■ ABOUT THIS TASK: Find the word "Expected" in the listing, and copy out each line where it turns up.

■ INFORMATION PROVIDED:
********************

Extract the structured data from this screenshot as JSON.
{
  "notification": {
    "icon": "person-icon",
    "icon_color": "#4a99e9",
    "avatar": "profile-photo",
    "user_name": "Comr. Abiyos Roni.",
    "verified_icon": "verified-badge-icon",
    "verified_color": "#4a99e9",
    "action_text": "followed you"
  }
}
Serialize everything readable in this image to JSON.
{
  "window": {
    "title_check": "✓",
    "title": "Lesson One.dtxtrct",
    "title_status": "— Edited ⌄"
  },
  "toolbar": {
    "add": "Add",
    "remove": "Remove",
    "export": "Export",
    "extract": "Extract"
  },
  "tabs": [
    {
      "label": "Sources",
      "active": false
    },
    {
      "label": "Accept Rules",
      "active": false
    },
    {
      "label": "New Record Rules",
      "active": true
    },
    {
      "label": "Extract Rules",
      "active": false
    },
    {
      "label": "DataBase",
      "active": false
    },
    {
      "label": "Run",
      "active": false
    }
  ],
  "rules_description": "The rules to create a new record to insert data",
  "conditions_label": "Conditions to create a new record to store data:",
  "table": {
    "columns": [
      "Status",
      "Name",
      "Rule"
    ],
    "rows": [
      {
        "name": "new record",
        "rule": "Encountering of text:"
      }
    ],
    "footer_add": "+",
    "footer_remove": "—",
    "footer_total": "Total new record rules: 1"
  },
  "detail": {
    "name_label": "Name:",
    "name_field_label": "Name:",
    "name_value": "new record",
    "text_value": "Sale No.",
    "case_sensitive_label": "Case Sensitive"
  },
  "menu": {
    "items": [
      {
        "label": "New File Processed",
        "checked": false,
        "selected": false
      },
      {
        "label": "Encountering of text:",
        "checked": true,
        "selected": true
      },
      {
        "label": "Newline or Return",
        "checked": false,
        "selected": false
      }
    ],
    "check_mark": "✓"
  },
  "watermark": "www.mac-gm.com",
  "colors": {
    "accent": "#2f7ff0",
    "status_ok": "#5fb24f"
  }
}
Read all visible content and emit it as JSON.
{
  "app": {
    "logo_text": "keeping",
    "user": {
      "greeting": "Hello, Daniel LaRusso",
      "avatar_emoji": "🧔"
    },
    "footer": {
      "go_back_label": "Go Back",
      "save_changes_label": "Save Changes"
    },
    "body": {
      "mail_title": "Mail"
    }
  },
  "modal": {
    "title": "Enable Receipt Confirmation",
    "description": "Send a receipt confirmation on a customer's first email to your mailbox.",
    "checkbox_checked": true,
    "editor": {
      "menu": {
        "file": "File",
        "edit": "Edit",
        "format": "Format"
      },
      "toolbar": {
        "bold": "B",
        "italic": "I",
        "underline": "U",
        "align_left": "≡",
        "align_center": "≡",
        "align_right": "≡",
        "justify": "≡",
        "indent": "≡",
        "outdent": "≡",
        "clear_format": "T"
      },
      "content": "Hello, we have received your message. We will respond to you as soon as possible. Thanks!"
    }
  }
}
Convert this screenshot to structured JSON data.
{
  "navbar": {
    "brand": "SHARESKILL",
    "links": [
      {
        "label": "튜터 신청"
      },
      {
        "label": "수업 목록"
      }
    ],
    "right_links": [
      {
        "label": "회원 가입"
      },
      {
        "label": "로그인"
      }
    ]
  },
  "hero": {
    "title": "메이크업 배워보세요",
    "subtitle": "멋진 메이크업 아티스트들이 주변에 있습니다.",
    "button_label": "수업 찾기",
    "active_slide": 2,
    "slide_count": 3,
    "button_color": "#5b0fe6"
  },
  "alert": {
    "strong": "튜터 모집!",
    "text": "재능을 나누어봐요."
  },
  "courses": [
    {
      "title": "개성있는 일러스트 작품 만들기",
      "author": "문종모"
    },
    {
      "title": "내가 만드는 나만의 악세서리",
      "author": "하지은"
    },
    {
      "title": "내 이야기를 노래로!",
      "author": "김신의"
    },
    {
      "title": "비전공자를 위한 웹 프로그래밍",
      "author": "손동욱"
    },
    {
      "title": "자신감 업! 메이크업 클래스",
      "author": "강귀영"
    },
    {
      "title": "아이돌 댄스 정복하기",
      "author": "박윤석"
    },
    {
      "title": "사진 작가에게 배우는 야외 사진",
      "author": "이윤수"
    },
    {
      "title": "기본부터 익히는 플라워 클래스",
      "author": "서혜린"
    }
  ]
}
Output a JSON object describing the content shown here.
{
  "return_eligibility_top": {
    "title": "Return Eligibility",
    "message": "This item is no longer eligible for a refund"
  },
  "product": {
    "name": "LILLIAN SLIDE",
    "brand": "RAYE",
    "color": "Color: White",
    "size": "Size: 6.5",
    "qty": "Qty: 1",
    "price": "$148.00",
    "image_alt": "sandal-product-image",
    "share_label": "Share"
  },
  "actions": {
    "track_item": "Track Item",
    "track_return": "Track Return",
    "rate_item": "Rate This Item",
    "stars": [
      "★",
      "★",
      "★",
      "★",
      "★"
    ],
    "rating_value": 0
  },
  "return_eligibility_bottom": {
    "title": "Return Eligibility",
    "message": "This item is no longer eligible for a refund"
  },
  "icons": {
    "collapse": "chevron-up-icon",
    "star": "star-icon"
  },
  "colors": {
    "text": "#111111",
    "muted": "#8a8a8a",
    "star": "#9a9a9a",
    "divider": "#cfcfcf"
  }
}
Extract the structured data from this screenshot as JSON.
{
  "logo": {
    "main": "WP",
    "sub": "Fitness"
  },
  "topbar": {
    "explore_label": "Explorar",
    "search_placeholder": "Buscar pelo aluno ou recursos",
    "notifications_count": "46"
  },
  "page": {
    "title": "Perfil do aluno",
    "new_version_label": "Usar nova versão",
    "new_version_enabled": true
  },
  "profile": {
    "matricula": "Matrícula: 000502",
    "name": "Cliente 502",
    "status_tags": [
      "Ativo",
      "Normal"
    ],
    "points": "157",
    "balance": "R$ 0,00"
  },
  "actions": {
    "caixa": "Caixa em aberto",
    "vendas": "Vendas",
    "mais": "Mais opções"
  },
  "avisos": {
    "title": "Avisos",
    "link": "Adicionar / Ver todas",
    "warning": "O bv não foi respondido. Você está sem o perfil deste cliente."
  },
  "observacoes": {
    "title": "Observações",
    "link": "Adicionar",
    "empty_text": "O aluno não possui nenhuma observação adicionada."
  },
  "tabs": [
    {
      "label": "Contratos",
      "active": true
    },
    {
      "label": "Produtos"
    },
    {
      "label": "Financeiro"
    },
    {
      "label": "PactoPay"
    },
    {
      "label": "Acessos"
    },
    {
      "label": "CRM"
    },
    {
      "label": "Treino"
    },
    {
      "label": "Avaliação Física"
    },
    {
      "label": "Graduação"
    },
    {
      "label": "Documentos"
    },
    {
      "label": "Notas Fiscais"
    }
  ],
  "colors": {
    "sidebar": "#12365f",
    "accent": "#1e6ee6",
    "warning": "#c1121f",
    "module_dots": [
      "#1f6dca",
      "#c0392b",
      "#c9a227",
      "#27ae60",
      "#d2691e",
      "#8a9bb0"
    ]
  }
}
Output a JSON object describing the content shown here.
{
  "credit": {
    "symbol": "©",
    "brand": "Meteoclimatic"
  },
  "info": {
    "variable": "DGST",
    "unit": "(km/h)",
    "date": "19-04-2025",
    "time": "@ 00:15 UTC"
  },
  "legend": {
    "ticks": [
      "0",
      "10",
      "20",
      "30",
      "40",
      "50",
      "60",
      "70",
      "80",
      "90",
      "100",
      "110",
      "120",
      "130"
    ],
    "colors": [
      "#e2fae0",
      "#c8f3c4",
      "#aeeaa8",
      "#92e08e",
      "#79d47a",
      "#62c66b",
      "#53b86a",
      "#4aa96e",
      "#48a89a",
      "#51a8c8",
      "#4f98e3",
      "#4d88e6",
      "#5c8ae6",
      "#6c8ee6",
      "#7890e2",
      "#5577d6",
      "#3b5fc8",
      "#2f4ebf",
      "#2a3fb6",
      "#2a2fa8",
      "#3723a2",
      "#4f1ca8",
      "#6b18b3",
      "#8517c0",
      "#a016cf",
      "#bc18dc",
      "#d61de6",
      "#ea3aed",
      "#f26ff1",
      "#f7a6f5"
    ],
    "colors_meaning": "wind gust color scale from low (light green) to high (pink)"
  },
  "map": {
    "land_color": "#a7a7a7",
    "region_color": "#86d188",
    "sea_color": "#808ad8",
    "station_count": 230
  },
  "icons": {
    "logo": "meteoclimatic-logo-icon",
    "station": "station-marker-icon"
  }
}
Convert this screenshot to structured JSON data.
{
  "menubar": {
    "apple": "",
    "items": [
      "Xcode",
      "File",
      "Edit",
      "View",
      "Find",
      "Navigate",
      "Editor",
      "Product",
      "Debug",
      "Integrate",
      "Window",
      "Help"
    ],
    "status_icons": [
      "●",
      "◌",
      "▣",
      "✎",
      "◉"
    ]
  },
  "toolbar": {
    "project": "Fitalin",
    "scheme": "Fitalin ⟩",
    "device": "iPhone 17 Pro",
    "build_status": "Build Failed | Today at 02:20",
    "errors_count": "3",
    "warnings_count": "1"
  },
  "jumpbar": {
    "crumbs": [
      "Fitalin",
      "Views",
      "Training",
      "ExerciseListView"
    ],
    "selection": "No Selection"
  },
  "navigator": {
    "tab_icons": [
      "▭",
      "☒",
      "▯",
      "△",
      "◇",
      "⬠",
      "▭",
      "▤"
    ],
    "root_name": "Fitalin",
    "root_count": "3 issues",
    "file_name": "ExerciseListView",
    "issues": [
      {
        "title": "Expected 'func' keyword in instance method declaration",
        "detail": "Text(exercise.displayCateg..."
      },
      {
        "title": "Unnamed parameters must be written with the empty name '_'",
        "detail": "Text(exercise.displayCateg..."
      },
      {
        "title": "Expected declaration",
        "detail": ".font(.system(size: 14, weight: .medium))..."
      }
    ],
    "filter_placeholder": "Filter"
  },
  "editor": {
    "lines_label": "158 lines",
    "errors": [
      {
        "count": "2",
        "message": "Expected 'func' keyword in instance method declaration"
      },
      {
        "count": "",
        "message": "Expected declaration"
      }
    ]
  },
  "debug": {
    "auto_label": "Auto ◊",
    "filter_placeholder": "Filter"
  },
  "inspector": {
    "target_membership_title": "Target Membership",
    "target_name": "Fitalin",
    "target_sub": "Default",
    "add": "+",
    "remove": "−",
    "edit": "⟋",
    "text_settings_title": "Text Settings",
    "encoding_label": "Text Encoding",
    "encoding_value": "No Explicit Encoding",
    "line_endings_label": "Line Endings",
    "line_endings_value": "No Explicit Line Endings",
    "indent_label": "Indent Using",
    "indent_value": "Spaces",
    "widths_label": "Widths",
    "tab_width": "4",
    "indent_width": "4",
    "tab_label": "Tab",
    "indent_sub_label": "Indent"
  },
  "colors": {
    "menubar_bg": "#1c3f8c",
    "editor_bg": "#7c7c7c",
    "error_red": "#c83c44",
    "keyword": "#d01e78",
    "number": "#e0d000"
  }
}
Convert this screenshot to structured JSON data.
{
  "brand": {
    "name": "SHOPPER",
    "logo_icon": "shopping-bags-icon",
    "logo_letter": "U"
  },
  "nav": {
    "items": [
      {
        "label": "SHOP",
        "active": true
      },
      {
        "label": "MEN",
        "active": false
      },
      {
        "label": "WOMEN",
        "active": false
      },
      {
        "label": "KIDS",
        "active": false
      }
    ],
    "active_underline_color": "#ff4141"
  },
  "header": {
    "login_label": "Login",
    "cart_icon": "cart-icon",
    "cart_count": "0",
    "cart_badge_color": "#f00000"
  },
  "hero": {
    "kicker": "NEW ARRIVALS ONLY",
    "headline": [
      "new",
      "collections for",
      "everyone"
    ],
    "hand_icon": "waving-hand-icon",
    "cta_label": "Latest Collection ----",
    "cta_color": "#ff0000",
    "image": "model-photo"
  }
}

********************

■ REPLY TO THE TASK:
        "title": "Expected 'func' keyword in instance method declaration",
        "title": "Expected declaration",
        "message": "Expected 'func' keyword in instance method declaration"
        "message": "Expected declaration"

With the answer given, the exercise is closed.